## Problem details
Among the lines of the records, please find those that contain the word "Poland" and copy them.
↓↓↓
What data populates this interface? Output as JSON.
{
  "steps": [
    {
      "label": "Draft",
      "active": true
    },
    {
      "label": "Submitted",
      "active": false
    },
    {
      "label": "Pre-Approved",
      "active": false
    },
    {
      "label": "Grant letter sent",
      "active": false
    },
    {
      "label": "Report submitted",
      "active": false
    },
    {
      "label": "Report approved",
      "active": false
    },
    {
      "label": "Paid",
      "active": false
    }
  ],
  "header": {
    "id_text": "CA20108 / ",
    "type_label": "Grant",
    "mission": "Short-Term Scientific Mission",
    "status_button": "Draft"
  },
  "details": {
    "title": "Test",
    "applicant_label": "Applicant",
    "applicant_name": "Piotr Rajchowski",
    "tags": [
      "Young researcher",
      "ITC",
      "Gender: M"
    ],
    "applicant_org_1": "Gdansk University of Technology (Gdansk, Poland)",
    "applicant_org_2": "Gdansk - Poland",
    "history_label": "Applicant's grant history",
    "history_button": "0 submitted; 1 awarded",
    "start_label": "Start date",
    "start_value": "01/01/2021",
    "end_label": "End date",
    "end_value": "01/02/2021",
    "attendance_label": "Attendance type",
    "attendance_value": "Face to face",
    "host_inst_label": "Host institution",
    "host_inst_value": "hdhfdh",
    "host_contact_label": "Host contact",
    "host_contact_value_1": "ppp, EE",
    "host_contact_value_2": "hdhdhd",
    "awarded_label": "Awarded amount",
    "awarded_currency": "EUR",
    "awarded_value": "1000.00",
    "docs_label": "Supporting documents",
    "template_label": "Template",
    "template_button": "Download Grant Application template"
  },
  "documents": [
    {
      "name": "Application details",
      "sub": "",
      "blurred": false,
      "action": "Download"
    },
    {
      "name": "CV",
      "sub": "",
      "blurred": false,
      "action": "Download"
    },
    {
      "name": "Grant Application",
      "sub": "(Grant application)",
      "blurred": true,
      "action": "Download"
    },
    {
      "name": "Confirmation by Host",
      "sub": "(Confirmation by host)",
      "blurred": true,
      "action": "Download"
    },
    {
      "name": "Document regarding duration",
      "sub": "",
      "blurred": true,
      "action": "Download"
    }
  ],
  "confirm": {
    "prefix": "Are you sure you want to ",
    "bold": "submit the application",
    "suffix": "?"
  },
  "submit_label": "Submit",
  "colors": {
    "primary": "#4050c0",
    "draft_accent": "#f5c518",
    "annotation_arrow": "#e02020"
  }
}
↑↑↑
## Task result
    "applicant_org_1": "Gdansk University of Technology (Gdansk, Poland)",
    "applicant_org_2": "Gdansk - Poland",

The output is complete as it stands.